Think you don't know a narcissist? Think again. Narcissists are everywhere particularly, in the public eye. Think about the Enron and Worldcom disasters. Do you think Skilling and Fastow or Ebbers and Sullivan aren't as narcissistic as they come? They fit the mold in spades. And how about our cultural obsession with these egotists? Aren't we somewhat awestruck by the "My ... doesn't stink" stars? From time-to-time, we're all a bit 'wowed.' I'm certainly guilty but perhaps now I'll have a better understanding of the circumstances surrounding the situations and 'icons' involved. WHY IS IT ALWAYS ABOUT YOU is an extremely insightful expose' on the egotists in your world, whether mildly or flagrantly narcissistic. And, this 'disease' doesn't just apply to our public figures; it can be as close as your immediate family or, heaven forbid, yourself!
Narcissism derives its origin from a youth in classical Greek Mythology, Narcissus. The story goes that one day Narcissus saw his reflection in a pool of water and immediately fell in love with his image. From that very moment, he began to see everything as it related to his own image. The world was his looking glass and his insatiable appetite for himself took him all over the globe, and he was invariably pleased with what he saw. He left in his path a troubling wake which slipped like a fever through the people who saw him.
Ms. Hotchkiss has nailed this subject when she posits "Their needs are more important than anyone else's, and they expect to be accommodated in all things. They can't comprehend why they might not always come first." Narcissists are endearing, enticing creatures typically with extremely thick skins....but only to certain elements. Think about the guy or gal at the cocktail party who brazenly bullies his or her opinion on any and all subjects without any plausible evidence to back them up. Some find these people oppressive, some finding them fascinating. (As for me, I've just come to grips with the unmistakable fact that the breakup of a previous business partnership was due primarily to a case of narcissism. A childhood friend of mine who eventually became my partner was image-laden. Eventually, all things relative to our business became 'how did it benefit him?' Without knowledge of what I was experiencing, I became disenchanted and extremely angry. Perhaps if I'd had Ms. Hotchkiss's book at hand, I might have been able to craft an alternative path and save the partnership. Regardless, I have no regrets at this point.)
Ms. Hotchkiss doesn't necessarily offer any new information about the origins of narcissism but she does a fascinating job of portraying the disorder and the types of behaviors associated with this 'malady.' According to Ms. Hotchkiss, narcissists morph their personalities to suppress their internal negativity and by so doing, lose all perspective of reality. This plus the constant need for adoration and affirmation requires the personality morphing to achieve the adulation they seek.
Ms. Hotchkiss breaks the narcissist down for the reader outlining the attributes one should understand. She entitles these attributes, "The Seven Deadly Sins of Narcissism" as follows: Shamelessness, Magical Thinking, Arrogance, Envy, Entitlement, Exploitation and Bad Boundaries.

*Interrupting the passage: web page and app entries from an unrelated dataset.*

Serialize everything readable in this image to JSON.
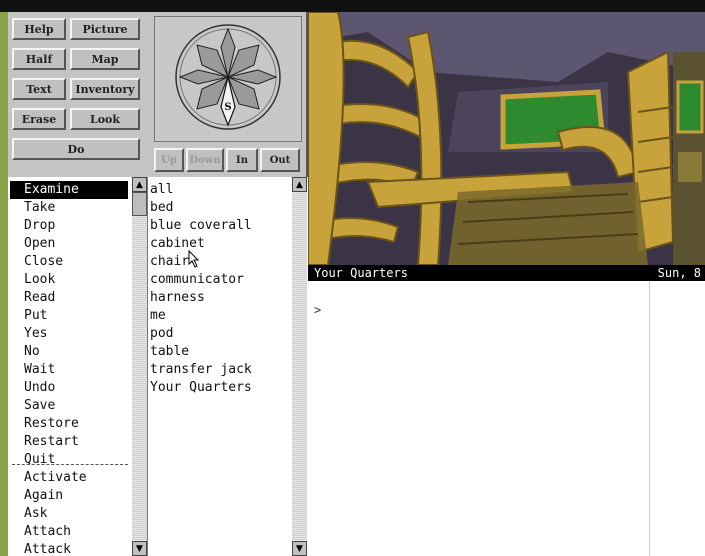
{
  "buttons": {
    "help": "Help",
    "picture": "Picture",
    "half": "Half",
    "map": "Map",
    "text": "Text",
    "inventory": "Inventory",
    "erase": "Erase",
    "look": "Look",
    "do": "Do"
  },
  "compass": {
    "south_label": "S"
  },
  "directions": {
    "up": "Up",
    "down": "Down",
    "in": "In",
    "out": "Out"
  },
  "verbs": [
    "Examine",
    "Take",
    "Drop",
    "Open",
    "Close",
    "Look",
    "Read",
    "Put",
    "Yes",
    "No",
    "Wait",
    "Undo",
    "Save",
    "Restore",
    "Restart",
    "Quit",
    "Activate",
    "Again",
    "Ask",
    "Attach",
    "Attack"
  ],
  "verbs_selected_index": 0,
  "nouns": [
    "all",
    "bed",
    "blue coverall",
    "cabinet",
    "chair",
    "communicator",
    "harness",
    "me",
    "pod",
    "table",
    "transfer jack",
    "Your Quarters"
  ],
  "status": {
    "location": "Your Quarters",
    "date": "Sun, 8"
  },
  "output": {
    "prompt": ">"
  },
  "scrollbar_arrows": {
    "up": "▲",
    "down": "▼"
  },
  "colors": {
    "accent": "#000000",
    "panel": "#c4c4c4",
    "scene_floor": "#c8a23a",
    "scene_screen": "#2e8a2e"
  }
}
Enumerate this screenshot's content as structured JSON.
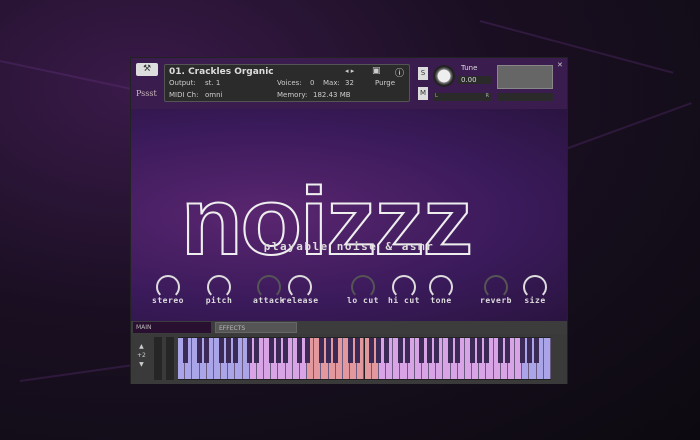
{
  "header": {
    "instrument_name": "01. Crackles Organic",
    "output_label": "Output:",
    "output_value": "st. 1",
    "voices_label": "Voices:",
    "voices_value": "0",
    "max_label": "Max:",
    "max_value": "32",
    "midi_label": "MIDI Ch:",
    "midi_value": "omni",
    "memory_label": "Memory:",
    "memory_value": "182.43 MB",
    "purge_label": "Purge",
    "solo": "S",
    "mute": "M",
    "tune_label": "Tune",
    "tune_value": "0.00",
    "pan_l": "L",
    "pan_r": "R",
    "logo": "Pssst"
  },
  "panel": {
    "title": "noizzz",
    "subtitle": "playable noise & asmr",
    "knobs": [
      {
        "label": "stereo",
        "active": true
      },
      {
        "label": "pitch",
        "active": true
      },
      {
        "label": "attack",
        "active": false
      },
      {
        "label": "release",
        "active": true
      },
      {
        "label": "lo cut",
        "active": false
      },
      {
        "label": "hi cut",
        "active": true
      },
      {
        "label": "tone",
        "active": true
      },
      {
        "label": "reverb",
        "active": false
      },
      {
        "label": "size",
        "active": true
      }
    ]
  },
  "tabs": {
    "main": "MAIN",
    "effects": "EFFECTS"
  },
  "keyboard": {
    "octave": "+2"
  },
  "colors": {
    "accent": "#3a1c4f",
    "keys_blue": "#aaa4e8",
    "keys_pink": "#d8a4e6",
    "keys_red": "#e2989c"
  }
}
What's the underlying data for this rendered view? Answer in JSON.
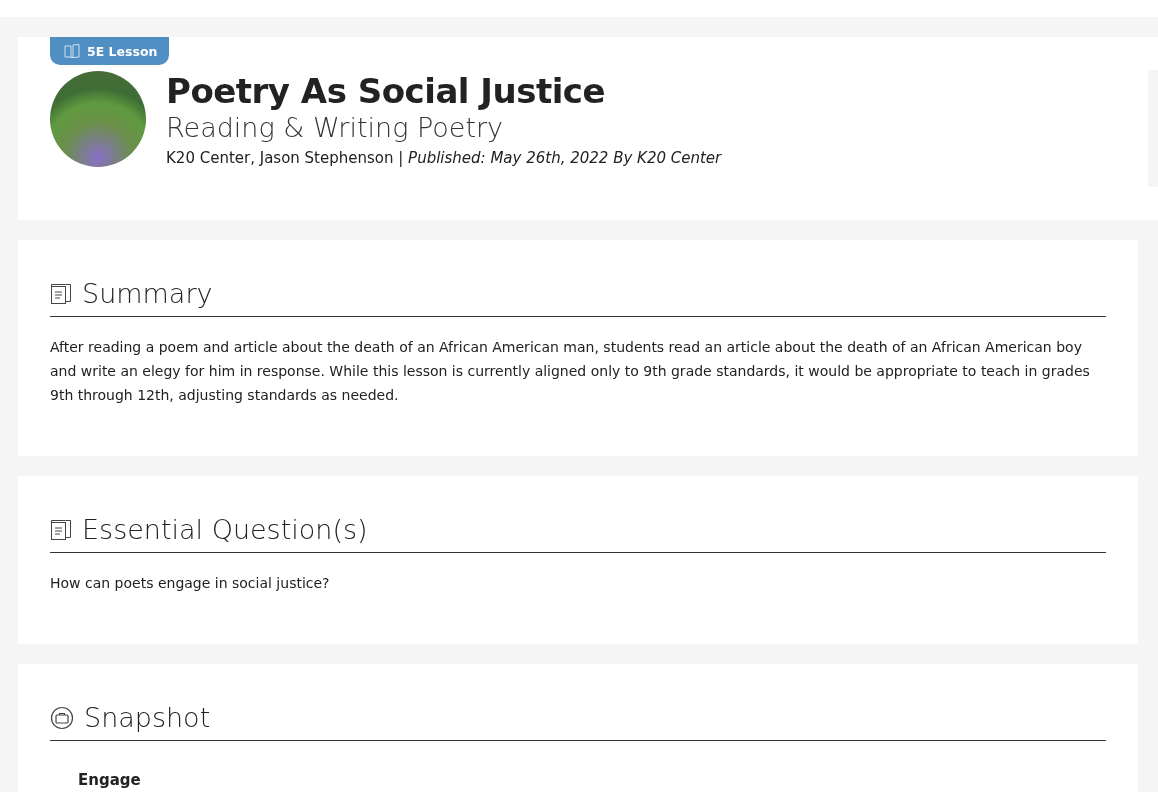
{
  "lesson": {
    "badge": "5E Lesson",
    "title": "Poetry As Social Justice",
    "subtitle": "Reading & Writing Poetry",
    "byline": "K20 Center, Jason Stephenson | *Published: May 26th, 2022 By K20 Center*"
  },
  "sections": [
    {
      "kind": "document",
      "heading": "Summary",
      "body": "After reading a poem and article about the death of an African American man, students read an article about the death of an African American boy and write an elegy for him in response. While this lesson is currently aligned only to 9th grade standards, it would be appropriate to teach in grades 9th through 12th, adjusting standards as needed."
    },
    {
      "kind": "document",
      "heading": "Essential Question(s)",
      "body": "How can poets engage in social justice?"
    },
    {
      "kind": "snapshot",
      "heading": "Snapshot",
      "subheading": "Engage"
    }
  ]
}
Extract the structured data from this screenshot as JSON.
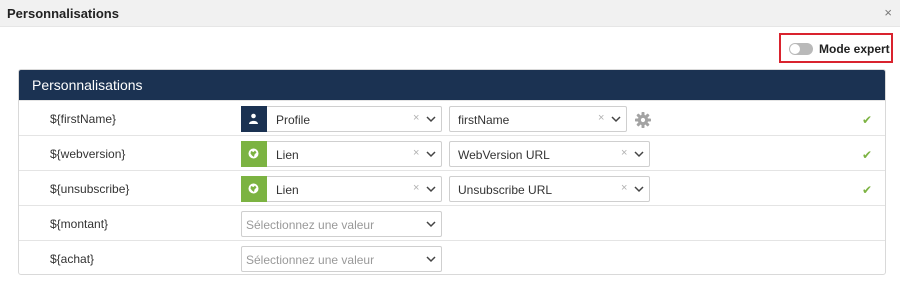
{
  "dialog": {
    "title": "Personnalisations",
    "close_glyph": "×"
  },
  "expert_mode": {
    "label": "Mode expert",
    "enabled": false
  },
  "panel": {
    "title": "Personnalisations"
  },
  "rows": [
    {
      "variable": "${firstName}",
      "source": "Profile",
      "source_icon": "user-icon",
      "field": "firstName",
      "has_settings": true,
      "status": "valid"
    },
    {
      "variable": "${webversion}",
      "source": "Lien",
      "source_icon": "link-globe-icon",
      "field": "WebVersion URL",
      "has_settings": false,
      "status": "valid"
    },
    {
      "variable": "${unsubscribe}",
      "source": "Lien",
      "source_icon": "link-globe-icon",
      "field": "Unsubscribe URL",
      "has_settings": false,
      "status": "valid"
    },
    {
      "variable": "${montant}",
      "placeholder": "Sélectionnez une valeur"
    },
    {
      "variable": "${achat}",
      "placeholder": "Sélectionnez une valeur"
    }
  ],
  "glyphs": {
    "clear": "×",
    "check": "✔"
  },
  "colors": {
    "header": "#1b3252",
    "profile_badge": "#1b3252",
    "link_badge": "#7cb342",
    "check": "#7cb342",
    "highlight": "#d9232e"
  }
}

Ms. Hotchkiss illustrates these qualities with profiles of the narcissists she's encountered throughout the book. The irrefutable moral of each story is that these people are missing out on what's really important. They are so busy loving themselves that they've forgotten to love anyone else.
While most readers will buy and read this book in order to deal with those afflicted in their own families, my primary purpose for reading this book was to get a better grasp on the affliction for those I deal with professionally. It is amazing how quickly one can identify potential problem clients or mitigate probable issues just by understanding that the person one is dealing with is narcissistic. Whether saddled with a narcissist personally, professionally or both (most of us will have both), WHY IS IT ALWAYS ABOUT YOU has something to offer for everyone.